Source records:
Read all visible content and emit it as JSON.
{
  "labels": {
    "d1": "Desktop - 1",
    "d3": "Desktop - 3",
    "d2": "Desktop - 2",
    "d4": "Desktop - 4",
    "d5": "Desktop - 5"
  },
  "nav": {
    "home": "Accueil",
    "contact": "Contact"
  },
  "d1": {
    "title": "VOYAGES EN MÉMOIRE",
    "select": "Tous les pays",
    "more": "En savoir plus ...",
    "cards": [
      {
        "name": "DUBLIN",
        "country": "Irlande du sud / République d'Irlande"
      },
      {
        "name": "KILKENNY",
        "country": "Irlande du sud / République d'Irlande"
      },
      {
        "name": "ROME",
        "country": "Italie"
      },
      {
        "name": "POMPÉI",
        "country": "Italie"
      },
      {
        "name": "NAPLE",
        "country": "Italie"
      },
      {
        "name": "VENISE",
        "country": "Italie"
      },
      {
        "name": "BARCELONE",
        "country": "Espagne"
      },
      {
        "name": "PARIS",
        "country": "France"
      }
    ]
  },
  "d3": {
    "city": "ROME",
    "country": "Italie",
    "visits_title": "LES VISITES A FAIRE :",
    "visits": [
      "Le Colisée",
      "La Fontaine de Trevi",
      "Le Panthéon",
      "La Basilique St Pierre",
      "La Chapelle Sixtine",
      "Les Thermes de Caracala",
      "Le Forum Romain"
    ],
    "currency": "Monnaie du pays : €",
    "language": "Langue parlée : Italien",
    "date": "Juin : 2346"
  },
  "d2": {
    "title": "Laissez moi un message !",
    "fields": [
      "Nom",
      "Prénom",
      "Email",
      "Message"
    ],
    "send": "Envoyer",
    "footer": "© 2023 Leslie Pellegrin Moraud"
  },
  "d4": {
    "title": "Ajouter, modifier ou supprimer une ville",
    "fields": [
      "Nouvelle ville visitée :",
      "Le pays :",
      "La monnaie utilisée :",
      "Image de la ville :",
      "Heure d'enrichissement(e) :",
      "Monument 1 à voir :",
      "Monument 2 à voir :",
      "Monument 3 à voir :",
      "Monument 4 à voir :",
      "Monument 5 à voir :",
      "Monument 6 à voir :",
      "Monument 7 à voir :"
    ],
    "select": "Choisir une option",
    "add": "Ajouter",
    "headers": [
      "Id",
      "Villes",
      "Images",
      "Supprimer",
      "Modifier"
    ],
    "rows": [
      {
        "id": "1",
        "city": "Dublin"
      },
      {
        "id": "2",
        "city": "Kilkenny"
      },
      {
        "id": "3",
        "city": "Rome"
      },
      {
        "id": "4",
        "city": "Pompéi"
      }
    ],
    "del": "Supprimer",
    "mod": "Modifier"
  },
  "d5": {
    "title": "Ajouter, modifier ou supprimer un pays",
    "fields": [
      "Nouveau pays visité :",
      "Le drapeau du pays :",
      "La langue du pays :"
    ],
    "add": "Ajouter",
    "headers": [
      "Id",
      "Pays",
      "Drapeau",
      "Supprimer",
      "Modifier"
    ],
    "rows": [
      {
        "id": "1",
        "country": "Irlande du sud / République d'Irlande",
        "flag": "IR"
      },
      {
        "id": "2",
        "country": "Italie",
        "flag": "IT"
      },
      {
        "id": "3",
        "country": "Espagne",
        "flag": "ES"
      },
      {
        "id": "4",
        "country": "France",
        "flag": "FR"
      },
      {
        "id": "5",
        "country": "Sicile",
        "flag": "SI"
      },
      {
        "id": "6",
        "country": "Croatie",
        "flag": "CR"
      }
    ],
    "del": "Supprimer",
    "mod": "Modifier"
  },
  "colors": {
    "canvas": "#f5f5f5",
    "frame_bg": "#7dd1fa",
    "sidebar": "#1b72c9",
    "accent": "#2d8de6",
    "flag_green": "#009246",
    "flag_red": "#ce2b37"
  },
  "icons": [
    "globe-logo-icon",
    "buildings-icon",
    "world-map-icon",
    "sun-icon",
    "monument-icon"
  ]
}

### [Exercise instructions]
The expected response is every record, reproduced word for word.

### [Exercise answer]
Read all visible content and emit it as JSON.
{
  "labels": {
    "d1": "Desktop - 1",
    "d3": "Desktop - 3",
    "d2": "Desktop - 2",
    "d4": "Desktop - 4",
    "d5": "Desktop - 5"
  },
  "nav": {
    "home": "Accueil",
    "contact": "Contact"
  },
  "d1": {
    "title": "VOYAGES EN MÉMOIRE",
    "select": "Tous les pays",
    "more": "En savoir plus ...",
    "cards": [
      {
        "name": "DUBLIN",
        "country": "Irlande du sud / République d'Irlande"
      },
      {
        "name": "KILKENNY",
        "country": "Irlande du sud / République d'Irlande"
      },
      {
        "name": "ROME",
        "country": "Italie"
      },
      {
        "name": "POMPÉI",
        "country": "Italie"
      },
      {
        "name": "NAPLE",
        "country": "Italie"
      },
      {
        "name": "VENISE",
        "country": "Italie"
      },
      {
        "name": "BARCELONE",
        "country": "Espagne"
      },
      {
        "name": "PARIS",
        "country": "France"
      }
    ]
  },
  "d3": {
    "city": "ROME",
    "country": "Italie",
    "visits_title": "LES VISITES A FAIRE :",
    "visits": [
      "Le Colisée",
      "La Fontaine de Trevi",
      "Le Panthéon",
      "La Basilique St Pierre",
      "La Chapelle Sixtine",
      "Les Thermes de Caracala",
      "Le Forum Romain"
    ],
    "currency": "Monnaie du pays : €",
    "language": "Langue parlée : Italien",
    "date": "Juin : 2346"
  },
  "d2": {
    "title": "Laissez moi un message !",
    "fields": [
      "Nom",
      "Prénom",
      "Email",
      "Message"
    ],
    "send": "Envoyer",
    "footer": "© 2023 Leslie Pellegrin Moraud"
  },
  "d4": {
    "title": "Ajouter, modifier ou supprimer une ville",
    "fields": [
      "Nouvelle ville visitée :",
      "Le pays :",
      "La monnaie utilisée :",
      "Image de la ville :",
      "Heure d'enrichissement(e) :",
      "Monument 1 à voir :",
      "Monument 2 à voir :",
      "Monument 3 à voir :",
      "Monument 4 à voir :",
      "Monument 5 à voir :",
      "Monument 6 à voir :",
      "Monument 7 à voir :"
    ],
    "select": "Choisir une option",
    "add": "Ajouter",
    "headers": [
      "Id",
      "Villes",
      "Images",
      "Supprimer",
      "Modifier"
    ],
    "rows": [
      {
        "id": "1",
        "city": "Dublin"
      },
      {
        "id": "2",
        "city": "Kilkenny"
      },
      {
        "id": "3",
        "city": "Rome"
      },
      {
        "id": "4",
        "city": "Pompéi"
      }
    ],
    "del": "Supprimer",
    "mod": "Modifier"
  },
  "d5": {
    "title": "Ajouter, modifier ou supprimer un pays",
    "fields": [
      "Nouveau pays visité :",
      "Le drapeau du pays :",
      "La langue du pays :"
    ],
    "add": "Ajouter",
    "headers": [
      "Id",
      "Pays",
      "Drapeau",
      "Supprimer",
      "Modifier"
    ],
    "rows": [
      {
        "id": "1",
        "country": "Irlande du sud / République d'Irlande",
        "flag": "IR"
      },
      {
        "id": "2",
        "country": "Italie",
        "flag": "IT"
      },
      {
        "id": "3",
        "country": "Espagne",
        "flag": "ES"
      },
      {
        "id": "4",
        "country": "France",
        "flag": "FR"
      },
      {
        "id": "5",
        "country": "Sicile",
        "flag": "SI"
      },
      {
        "id": "6",
        "country": "Croatie",
        "flag": "CR"
      }
    ],
    "del": "Supprimer",
    "mod": "Modifier"
  },
  "colors": {
    "canvas": "#f5f5f5",
    "frame_bg": "#7dd1fa",
    "sidebar": "#1b72c9",
    "accent": "#2d8de6",
    "flag_green": "#009246",
    "flag_red": "#ce2b37"
  },
  "icons": [
    "globe-logo-icon",
    "buildings-icon",
    "world-map-icon",
    "sun-icon",
    "monument-icon"
  ]
}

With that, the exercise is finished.